Bailey finds inspiration in nature. Having grown up in Michigan with a forest in her backyard, she has a connection with the woods and uses that in the art she creates.
“As a child, I would use the woods as an escape if I was upset or had a hard day. They made me feel peaceful and safe,” she said. “As I got older, I started hearing about wildfires that would destroy entire forests. I thought it was incredible that the fires would wipe everything out, but the woods would come back stronger than ever. I started to think that if I could come back like those woods, if I could get reduced down to basically nothing because of people or hardships and come back stronger, then it would be a huge success for me, so that’s why I started painting the woods.”
Beyond painting, Bailey does graphic design and uses the software to collage her pieces before painting them.
“I didn’t think it would be difficult because I understood art, but I never realized how relying on separate technologies to work could be so challenging,” Bailey said. “In painting, you are your own tool whereas for graphic design you have to rely on software to create.”
Life at MSU and Beyond
Bailey also doesn’t place any limitations on any other areas of her life. One example of her incredible determination is the Disney Marathon that she ran with her mom in 2014.
“My doctors said that I probably wasn’t going to walk and be bow legged because of the quadrilateral limb deficiency,” she said. “Thankfully this didn’t happen, and just to prove them wrong, my mom and I ran the marathon. Finishing the marathon was a really incredible moment.”
Bailey credits her huge support system for her success. Her family, friends, faith and husband have given her the support and motivation to succeed in all areas of life. She also has found that same type of support at MSU.
“MSU has a heart for its students,” Bailey said. “If you need help, there is help. If you need someone to listen to you, there is someone willing. From faculty to staff to students, everyone treats you like family.
For Bailey, three of her professors stand out the most: Tom Berding, professor, and associate professors Ben Duke and Teresa Dunn, all in the Department of Art, Art History and Design.
“Tom Berding helped me to start painting about my life,” she said. “Ben Duke helped me shape my art and painting into contemporary themes. He showed me how to paint to today’s standards. Teresa Dunn was so kind and always there when I needed someone to listen to me. She taught me what it means to be an artist.
“My professors always treated me like they would any other student,” Bailey said. “They seemed to know I needed to do things on my own, and if I needed help, I would go to them.”
Bailey currently works remotely as the head of art and head of studios for Blue Socks Studios, a game development company based out of London, England, that specializes in open world and 3D technology.

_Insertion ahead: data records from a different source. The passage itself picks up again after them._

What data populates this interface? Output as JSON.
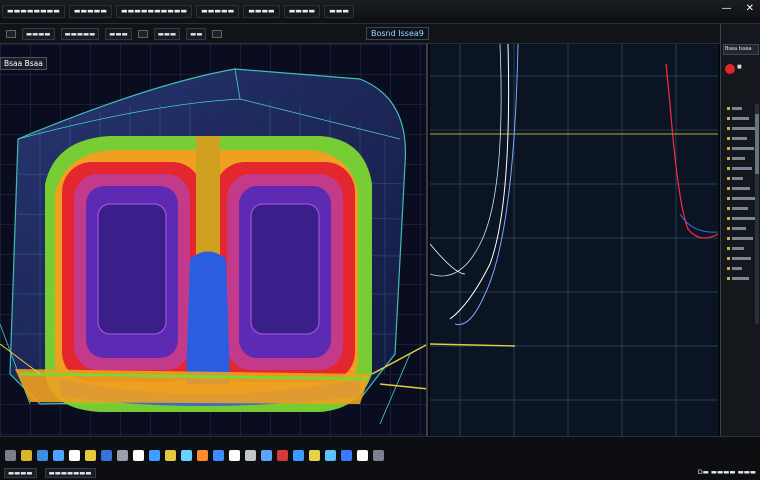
{
  "menubar": {
    "items": [
      "▬▬▬▬▬▬▬▬",
      "▬▬▬▬▬",
      "▬▬▬▬▬▬▬▬▬▬",
      "▬▬▬▬▬",
      "▬▬▬▬",
      "▬▬▬▬",
      "▬▬▬"
    ],
    "controls": [
      "—",
      "✕"
    ]
  },
  "toolbar": {
    "items": [
      "▬▬▬▬",
      "▬▬▬▬▬",
      "▬▬▬",
      "▬▬▬",
      "▬▬"
    ],
    "viewport_title": "Bosnd Issea9"
  },
  "viewport": {
    "label": "Bsaa Bsaa",
    "colors": {
      "outer": "#40d0a0",
      "green": "#7dd633",
      "red": "#e4262e",
      "purple": "#5d2bb3",
      "blue": "#2b5de0"
    }
  },
  "plot": {
    "curves": [
      "#ffffff",
      "#7fa5ff",
      "#c8e6ff"
    ],
    "right_curve_color": "#ff2a3b"
  },
  "properties": {
    "header": "Bsea Issea",
    "badge": "■",
    "rows": 18
  },
  "bottombar": {
    "icons": [
      "#7a7f8a",
      "#d6b42e",
      "#3a8fe0",
      "#4aa3ff",
      "#ffffff",
      "#e6c83a",
      "#3a72d8",
      "#9aa0ab",
      "#ffffff",
      "#3ba0ff",
      "#e2c744",
      "#6ad2ff",
      "#ff8a2a",
      "#3c8bff",
      "#ffffff",
      "#c0c4cc",
      "#5aa3ff",
      "#d43a3a",
      "#3a9bff",
      "#e7d04a",
      "#58c3ff",
      "#3c79ff",
      "#ffffff",
      "#7b8190"
    ],
    "status_left": "▬▬▬▬",
    "status_mid": "▬▬▬▬▬▬▬",
    "clock": "D▬ ▬▬▬▬ ▬▬▬"
  }
}
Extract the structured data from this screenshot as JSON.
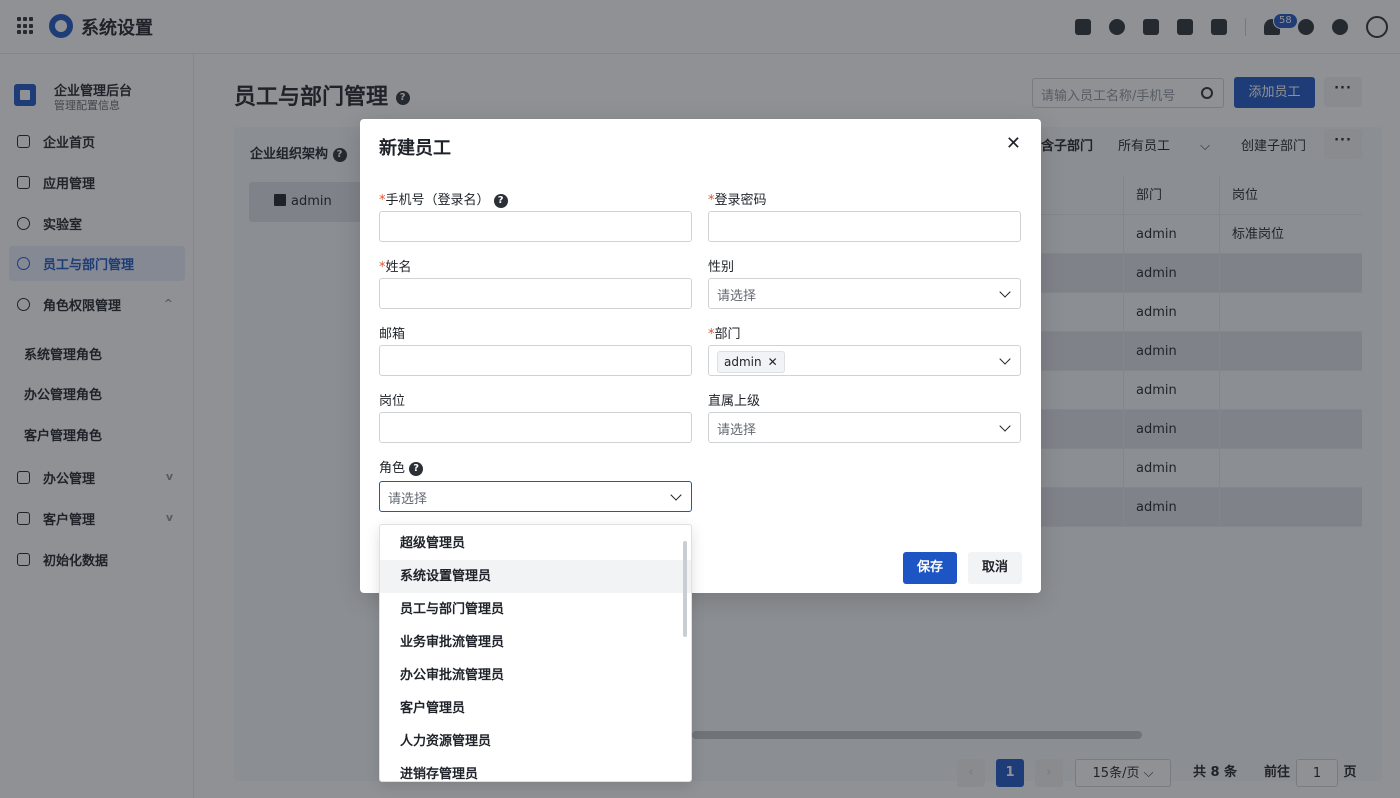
{
  "app": {
    "title": "系统设置",
    "notification_count": "58"
  },
  "sidebar": {
    "org_title": "企业管理后台",
    "org_subtitle": "管理配置信息",
    "items": [
      {
        "label": "企业首页"
      },
      {
        "label": "应用管理"
      },
      {
        "label": "实验室"
      },
      {
        "label": "员工与部门管理"
      },
      {
        "label": "角色权限管理"
      },
      {
        "label": "办公管理"
      },
      {
        "label": "客户管理"
      },
      {
        "label": "初始化数据"
      }
    ],
    "sub_items": [
      {
        "label": "系统管理角色"
      },
      {
        "label": "办公管理角色"
      },
      {
        "label": "客户管理角色"
      }
    ]
  },
  "main": {
    "title": "员工与部门管理",
    "search_placeholder": "请输入员工名称/手机号",
    "add_employee": "添加员工",
    "more": "···",
    "org_structure": "企业组织架构",
    "org_root": "admin",
    "include_sub": "含子部门",
    "employee_filter": "所有员工",
    "create_sub_dept": "创建子部门",
    "table": {
      "headers": [
        "部门",
        "岗位"
      ],
      "rows": [
        {
          "dept": "admin",
          "position": "标准岗位"
        },
        {
          "dept": "admin",
          "position": ""
        },
        {
          "dept": "admin",
          "position": ""
        },
        {
          "dept": "admin",
          "position": ""
        },
        {
          "dept": "admin",
          "position": ""
        },
        {
          "dept": "admin",
          "position": ""
        },
        {
          "dept": "admin",
          "position": ""
        },
        {
          "dept": "admin",
          "position": ""
        }
      ]
    },
    "pagination": {
      "current": "1",
      "page_size": "15条/页",
      "total": "共 8 条",
      "goto_label": "前往",
      "goto_value": "1",
      "page_unit": "页"
    }
  },
  "modal": {
    "title": "新建员工",
    "fields": {
      "phone": {
        "label": "手机号（登录名）",
        "required": "*"
      },
      "password": {
        "label": "登录密码",
        "required": "*"
      },
      "name": {
        "label": "姓名",
        "required": "*"
      },
      "gender": {
        "label": "性别",
        "placeholder": "请选择"
      },
      "email": {
        "label": "邮箱"
      },
      "dept": {
        "label": "部门",
        "required": "*",
        "tag": "admin"
      },
      "position": {
        "label": "岗位"
      },
      "superior": {
        "label": "直属上级",
        "placeholder": "请选择"
      },
      "role": {
        "label": "角色",
        "placeholder": "请选择"
      }
    },
    "save": "保存",
    "cancel": "取消"
  },
  "role_dropdown": {
    "options": [
      "超级管理员",
      "系统设置管理员",
      "员工与部门管理员",
      "业务审批流管理员",
      "办公审批流管理员",
      "客户管理员",
      "人力资源管理员",
      "进销存管理员"
    ],
    "hovered_index": 1
  }
}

She started working for Blue Socks Studios 10 years ago creating art for the 3D modelers as a Concept Artist and has worked her way up.
Bailey graduated this month and will continue working for Blue Socks Studios. She plans to spend time traveling and to look at low residency master’s programs in Michigan to continue creating and learning.
This story was adapted with permission from the College of Arts and Letters.